All of this shares a border with a glitch aesthetic, by which the crust of representation cracks open to reveal something intrepid and uncompromising. Its skin hosts as many nests of reality as there are humans, each a node of anxiety. Whether or not this anxiety yields pleasure has much to do with personal preference, but also with the fact that all sounds are phenomena. Only our allegiance determines their marketability. And so, if we instead let the organic experiments of Villalobos and Loderbauer breathe as they will, if we avoid weighing down their pockets with texts such as this, then the soundness of their message will grow of its own accord, rampant and unbridled in the photosynthesis of blind appreciation.

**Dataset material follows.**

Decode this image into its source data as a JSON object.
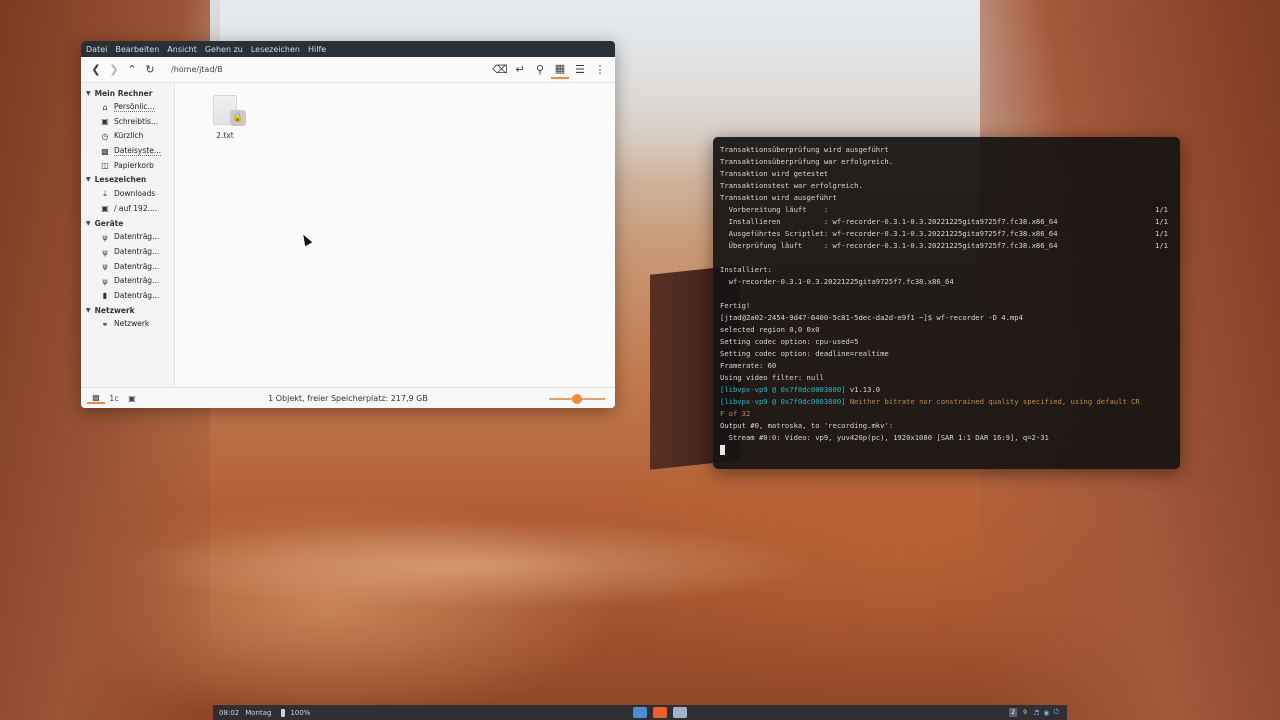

(My thanks to Brian Kane, whose discussion of acousmatics gave me context for the present review. To hear samples of Re: ECM, click here.)